___ Data to use ___
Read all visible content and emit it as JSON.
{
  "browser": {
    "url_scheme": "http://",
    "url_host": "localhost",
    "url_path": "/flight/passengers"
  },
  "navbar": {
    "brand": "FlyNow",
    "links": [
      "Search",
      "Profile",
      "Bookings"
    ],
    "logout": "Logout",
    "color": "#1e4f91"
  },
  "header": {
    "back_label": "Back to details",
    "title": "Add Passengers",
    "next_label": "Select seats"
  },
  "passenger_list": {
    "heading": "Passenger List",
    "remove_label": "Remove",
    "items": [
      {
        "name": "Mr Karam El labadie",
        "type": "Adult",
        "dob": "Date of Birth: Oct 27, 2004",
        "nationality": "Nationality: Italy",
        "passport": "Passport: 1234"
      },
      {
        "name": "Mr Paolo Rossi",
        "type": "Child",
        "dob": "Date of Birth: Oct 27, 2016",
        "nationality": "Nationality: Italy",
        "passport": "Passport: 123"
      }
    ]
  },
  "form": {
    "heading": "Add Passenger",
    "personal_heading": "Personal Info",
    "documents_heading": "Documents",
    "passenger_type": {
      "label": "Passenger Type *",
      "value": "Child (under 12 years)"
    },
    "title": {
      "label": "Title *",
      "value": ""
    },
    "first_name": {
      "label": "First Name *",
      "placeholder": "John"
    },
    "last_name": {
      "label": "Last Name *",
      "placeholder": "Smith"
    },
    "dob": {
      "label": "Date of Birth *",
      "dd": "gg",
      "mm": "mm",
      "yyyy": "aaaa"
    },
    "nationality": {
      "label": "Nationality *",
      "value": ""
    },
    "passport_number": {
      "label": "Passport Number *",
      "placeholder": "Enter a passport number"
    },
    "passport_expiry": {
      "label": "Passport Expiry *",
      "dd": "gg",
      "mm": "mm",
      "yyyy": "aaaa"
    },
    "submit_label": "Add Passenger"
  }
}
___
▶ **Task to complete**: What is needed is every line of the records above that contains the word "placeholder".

▶ **Completed task**:
      "placeholder": "John"
      "placeholder": "Smith"
      "placeholder": "Enter a passport number"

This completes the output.